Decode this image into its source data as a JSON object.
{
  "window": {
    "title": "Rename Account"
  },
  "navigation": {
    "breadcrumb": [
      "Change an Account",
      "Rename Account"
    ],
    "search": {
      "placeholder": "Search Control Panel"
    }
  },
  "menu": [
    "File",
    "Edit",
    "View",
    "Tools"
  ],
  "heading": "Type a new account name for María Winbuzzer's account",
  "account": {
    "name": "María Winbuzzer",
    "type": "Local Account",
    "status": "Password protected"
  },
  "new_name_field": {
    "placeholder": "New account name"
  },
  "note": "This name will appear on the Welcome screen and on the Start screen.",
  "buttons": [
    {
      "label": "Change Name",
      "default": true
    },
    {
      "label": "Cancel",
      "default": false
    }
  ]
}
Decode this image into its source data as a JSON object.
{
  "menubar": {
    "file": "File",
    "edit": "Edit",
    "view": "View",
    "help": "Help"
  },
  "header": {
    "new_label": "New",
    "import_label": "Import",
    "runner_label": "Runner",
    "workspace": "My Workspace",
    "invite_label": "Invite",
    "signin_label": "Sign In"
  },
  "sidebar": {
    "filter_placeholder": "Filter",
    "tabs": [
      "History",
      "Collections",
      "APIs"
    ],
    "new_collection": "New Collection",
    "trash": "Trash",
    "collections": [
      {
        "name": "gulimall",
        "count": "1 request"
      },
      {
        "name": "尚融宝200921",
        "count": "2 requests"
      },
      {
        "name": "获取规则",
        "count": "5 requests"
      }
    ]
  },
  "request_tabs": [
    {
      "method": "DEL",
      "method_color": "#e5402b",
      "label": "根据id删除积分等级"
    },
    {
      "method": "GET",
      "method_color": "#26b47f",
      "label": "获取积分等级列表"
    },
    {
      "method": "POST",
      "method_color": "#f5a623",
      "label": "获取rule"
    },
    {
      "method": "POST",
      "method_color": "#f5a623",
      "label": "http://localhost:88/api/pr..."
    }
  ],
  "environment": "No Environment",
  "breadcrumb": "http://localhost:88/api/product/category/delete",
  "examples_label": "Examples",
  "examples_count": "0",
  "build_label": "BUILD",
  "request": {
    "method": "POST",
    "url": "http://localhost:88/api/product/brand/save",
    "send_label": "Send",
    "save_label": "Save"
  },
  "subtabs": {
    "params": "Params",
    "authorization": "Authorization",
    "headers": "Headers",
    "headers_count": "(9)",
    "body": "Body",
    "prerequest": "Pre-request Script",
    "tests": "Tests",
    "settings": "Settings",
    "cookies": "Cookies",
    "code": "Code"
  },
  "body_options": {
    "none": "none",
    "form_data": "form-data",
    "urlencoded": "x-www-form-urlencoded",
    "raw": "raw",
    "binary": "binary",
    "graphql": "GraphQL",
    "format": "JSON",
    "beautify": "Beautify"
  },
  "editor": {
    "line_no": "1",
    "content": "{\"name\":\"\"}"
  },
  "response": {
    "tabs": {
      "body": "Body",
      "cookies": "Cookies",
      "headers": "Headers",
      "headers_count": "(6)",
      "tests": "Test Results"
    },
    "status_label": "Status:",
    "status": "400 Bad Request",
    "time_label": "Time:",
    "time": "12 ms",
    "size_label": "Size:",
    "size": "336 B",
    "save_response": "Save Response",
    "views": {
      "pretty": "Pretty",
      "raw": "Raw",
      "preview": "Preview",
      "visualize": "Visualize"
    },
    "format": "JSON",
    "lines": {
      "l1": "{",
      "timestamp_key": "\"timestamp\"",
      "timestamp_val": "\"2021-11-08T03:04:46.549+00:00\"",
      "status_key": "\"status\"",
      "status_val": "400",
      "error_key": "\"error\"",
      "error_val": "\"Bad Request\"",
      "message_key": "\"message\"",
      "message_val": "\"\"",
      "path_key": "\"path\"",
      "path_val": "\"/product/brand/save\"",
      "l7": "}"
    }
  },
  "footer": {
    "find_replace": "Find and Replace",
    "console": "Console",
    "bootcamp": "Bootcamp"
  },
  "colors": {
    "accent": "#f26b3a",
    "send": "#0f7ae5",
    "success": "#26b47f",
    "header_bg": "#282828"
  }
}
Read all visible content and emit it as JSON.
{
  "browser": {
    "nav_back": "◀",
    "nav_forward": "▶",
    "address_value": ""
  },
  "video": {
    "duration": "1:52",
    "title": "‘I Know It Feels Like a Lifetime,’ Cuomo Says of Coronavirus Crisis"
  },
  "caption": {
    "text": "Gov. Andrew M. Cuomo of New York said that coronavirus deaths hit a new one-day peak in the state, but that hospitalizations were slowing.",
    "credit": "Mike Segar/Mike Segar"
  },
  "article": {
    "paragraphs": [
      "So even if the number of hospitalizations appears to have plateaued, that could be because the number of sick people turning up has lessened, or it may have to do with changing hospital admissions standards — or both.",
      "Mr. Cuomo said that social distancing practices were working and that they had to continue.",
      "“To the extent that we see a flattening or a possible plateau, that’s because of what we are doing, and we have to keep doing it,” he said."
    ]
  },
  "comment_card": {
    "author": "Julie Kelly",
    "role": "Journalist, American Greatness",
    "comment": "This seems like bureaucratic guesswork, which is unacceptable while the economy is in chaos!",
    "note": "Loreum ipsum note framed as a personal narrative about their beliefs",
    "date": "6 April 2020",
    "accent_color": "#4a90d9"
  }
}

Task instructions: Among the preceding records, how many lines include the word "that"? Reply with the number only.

Task answer: 4